● PROBLEM STATEMENT: Wherever the string "rare" appears in the records, return the line that holds it.

Dataset records
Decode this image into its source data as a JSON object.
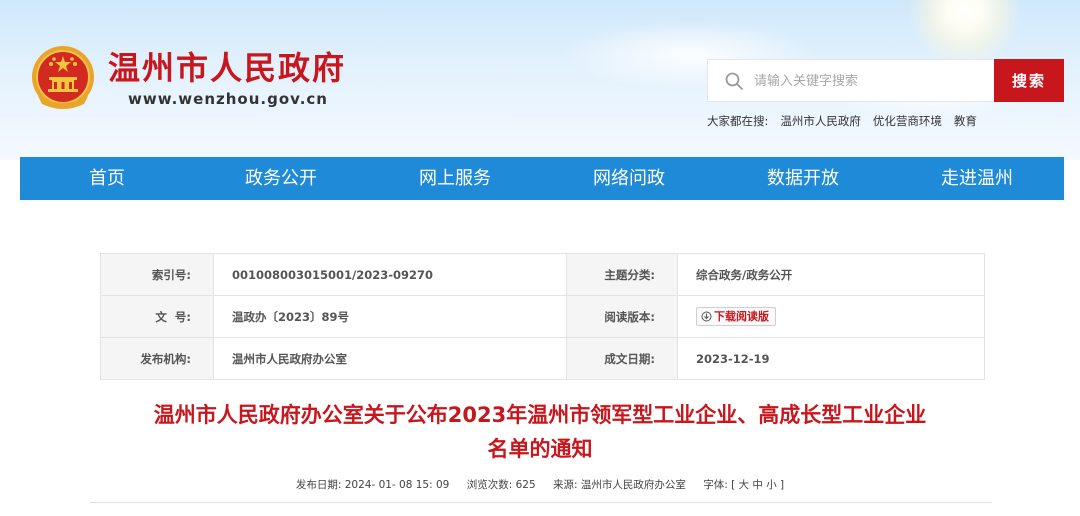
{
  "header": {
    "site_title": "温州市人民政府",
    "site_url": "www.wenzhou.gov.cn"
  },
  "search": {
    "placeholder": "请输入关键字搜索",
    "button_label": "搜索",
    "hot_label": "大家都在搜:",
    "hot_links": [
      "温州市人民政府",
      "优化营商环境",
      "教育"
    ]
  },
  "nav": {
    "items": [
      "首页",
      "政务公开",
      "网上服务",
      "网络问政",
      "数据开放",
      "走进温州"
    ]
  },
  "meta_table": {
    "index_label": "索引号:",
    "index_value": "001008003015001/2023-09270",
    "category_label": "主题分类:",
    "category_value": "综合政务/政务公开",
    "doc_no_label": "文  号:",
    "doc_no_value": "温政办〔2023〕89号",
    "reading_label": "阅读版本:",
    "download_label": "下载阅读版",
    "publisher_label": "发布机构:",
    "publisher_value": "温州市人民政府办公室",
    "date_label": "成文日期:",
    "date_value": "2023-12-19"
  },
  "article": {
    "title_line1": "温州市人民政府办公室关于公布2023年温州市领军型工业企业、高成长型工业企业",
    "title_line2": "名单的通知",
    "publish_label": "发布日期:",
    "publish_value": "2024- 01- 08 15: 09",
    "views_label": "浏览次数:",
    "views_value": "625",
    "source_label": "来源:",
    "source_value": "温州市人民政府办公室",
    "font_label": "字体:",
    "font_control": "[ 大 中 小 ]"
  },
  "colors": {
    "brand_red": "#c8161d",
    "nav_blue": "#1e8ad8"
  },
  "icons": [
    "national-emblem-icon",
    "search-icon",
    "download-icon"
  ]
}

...

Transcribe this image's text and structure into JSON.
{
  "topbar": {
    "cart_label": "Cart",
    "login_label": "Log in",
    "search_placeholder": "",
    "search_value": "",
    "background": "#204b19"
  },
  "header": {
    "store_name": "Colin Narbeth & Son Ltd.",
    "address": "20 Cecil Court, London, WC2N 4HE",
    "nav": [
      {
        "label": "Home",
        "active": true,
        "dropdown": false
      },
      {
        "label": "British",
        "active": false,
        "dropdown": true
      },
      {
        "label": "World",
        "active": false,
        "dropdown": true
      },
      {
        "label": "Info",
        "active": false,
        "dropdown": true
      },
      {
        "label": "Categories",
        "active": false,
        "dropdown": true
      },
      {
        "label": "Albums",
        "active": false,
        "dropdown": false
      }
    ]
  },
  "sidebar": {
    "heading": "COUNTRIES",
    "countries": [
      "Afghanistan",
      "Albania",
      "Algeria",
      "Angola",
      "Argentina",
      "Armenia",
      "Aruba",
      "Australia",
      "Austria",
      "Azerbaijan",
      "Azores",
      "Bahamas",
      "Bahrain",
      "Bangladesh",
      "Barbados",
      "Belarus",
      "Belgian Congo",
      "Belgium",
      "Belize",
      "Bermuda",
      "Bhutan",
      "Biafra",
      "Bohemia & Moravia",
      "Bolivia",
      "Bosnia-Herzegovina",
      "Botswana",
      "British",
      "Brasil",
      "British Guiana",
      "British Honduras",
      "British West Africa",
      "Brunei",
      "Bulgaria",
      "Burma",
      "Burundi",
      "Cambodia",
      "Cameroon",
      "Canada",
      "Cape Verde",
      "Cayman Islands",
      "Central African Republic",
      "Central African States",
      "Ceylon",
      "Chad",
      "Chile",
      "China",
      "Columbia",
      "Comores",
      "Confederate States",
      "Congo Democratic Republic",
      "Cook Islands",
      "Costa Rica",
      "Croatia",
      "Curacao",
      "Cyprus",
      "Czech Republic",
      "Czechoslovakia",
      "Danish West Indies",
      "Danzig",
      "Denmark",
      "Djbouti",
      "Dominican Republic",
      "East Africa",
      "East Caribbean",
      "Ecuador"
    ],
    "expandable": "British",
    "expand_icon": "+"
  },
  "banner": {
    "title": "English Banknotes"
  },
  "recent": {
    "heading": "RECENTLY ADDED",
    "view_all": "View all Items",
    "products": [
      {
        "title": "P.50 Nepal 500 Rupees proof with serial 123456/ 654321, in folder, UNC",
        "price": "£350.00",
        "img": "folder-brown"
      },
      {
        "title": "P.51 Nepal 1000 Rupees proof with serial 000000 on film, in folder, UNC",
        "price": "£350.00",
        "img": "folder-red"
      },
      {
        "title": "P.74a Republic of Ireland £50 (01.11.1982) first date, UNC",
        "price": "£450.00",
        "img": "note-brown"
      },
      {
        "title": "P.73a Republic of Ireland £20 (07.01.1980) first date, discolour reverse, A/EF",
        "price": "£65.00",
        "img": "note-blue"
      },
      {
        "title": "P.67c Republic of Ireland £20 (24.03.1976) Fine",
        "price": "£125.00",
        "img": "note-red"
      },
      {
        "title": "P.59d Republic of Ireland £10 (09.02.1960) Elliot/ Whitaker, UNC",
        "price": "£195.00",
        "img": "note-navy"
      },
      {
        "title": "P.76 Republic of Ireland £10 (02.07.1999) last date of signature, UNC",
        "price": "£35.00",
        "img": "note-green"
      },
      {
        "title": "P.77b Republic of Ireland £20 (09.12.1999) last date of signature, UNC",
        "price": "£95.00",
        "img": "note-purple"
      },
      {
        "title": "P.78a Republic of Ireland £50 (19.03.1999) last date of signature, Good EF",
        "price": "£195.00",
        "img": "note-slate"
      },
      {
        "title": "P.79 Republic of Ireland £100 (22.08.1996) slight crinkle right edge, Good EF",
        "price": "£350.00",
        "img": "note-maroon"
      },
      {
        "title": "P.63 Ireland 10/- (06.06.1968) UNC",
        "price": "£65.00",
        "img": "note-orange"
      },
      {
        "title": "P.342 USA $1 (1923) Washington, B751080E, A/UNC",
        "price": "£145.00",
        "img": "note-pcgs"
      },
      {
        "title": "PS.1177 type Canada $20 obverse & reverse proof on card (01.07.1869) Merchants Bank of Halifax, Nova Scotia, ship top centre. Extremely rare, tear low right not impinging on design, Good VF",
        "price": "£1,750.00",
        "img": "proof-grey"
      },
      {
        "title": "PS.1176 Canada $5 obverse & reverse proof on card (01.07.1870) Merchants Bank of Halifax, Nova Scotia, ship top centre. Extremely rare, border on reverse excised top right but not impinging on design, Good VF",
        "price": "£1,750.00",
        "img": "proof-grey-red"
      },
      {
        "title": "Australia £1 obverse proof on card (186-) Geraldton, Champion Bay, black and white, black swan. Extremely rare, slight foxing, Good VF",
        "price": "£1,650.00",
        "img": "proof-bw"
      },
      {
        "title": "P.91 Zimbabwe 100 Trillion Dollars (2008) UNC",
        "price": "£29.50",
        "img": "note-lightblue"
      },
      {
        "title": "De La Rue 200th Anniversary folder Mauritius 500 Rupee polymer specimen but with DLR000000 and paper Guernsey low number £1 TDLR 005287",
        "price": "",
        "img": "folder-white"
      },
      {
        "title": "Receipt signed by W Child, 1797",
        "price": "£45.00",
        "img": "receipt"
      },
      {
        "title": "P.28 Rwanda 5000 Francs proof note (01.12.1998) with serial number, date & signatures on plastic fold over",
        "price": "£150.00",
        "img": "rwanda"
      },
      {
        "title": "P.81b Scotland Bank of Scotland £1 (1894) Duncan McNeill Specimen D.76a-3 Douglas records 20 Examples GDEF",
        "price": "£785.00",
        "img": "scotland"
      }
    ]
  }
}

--

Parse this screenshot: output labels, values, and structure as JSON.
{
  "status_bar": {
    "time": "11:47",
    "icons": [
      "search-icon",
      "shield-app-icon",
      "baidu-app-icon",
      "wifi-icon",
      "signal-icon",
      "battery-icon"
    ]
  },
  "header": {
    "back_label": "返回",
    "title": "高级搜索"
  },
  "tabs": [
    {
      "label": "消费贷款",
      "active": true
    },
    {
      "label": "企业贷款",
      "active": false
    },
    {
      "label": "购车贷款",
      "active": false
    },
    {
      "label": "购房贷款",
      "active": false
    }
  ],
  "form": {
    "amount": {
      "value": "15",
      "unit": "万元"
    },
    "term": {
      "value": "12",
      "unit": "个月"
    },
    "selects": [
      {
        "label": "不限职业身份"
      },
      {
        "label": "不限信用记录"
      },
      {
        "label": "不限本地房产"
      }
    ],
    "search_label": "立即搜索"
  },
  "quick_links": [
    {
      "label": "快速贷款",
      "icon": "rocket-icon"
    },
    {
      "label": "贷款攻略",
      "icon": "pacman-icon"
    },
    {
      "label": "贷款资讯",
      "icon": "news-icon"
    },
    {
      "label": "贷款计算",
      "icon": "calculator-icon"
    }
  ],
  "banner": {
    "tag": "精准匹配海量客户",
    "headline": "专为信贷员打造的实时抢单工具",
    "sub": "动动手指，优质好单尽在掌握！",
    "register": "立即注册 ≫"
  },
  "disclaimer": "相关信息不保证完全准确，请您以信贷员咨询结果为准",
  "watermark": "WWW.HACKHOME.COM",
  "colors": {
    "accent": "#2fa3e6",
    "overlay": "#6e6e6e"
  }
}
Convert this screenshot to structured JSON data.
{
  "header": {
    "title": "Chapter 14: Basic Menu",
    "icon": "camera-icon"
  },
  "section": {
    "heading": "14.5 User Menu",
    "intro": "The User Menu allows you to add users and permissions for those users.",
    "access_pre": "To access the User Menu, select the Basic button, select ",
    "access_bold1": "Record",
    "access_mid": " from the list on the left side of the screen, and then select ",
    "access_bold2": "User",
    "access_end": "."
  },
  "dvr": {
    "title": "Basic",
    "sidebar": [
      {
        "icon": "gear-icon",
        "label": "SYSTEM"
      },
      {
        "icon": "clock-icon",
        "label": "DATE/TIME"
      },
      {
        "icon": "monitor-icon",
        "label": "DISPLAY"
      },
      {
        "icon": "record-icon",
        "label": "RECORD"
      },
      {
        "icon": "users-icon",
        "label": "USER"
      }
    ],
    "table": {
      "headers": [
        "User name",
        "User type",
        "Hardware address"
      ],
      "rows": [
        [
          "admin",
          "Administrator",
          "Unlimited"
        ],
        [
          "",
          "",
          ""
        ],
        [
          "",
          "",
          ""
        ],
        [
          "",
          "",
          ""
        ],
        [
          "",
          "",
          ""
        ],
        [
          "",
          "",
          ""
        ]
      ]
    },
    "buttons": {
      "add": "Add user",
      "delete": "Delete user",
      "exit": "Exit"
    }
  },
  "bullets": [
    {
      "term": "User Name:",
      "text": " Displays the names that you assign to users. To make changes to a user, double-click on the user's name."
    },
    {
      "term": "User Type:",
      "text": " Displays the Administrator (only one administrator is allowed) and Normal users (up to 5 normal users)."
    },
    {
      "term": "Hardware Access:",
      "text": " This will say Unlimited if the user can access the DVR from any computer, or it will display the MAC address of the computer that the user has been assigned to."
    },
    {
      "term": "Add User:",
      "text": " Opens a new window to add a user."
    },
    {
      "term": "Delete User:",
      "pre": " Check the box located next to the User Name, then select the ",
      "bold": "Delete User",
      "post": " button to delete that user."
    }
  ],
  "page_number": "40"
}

● EXERCISE RESULT:
        "title": "PS.1177 type Canada $20 obverse & reverse proof on card (01.07.1869) Merchants Bank of Halifax, Nova Scotia, ship top centre. Extremely rare, tear low right not impinging on design, Good VF",
        "title": "PS.1176 Canada $5 obverse & reverse proof on card (01.07.1870) Merchants Bank of Halifax, Nova Scotia, ship top centre. Extremely rare, border on reverse excised top right but not impinging on design, Good VF",
        "title": "Australia £1 obverse proof on card (186-) Geraldton, Champion Bay, black and white, black swan. Extremely rare, slight foxing, Good VF",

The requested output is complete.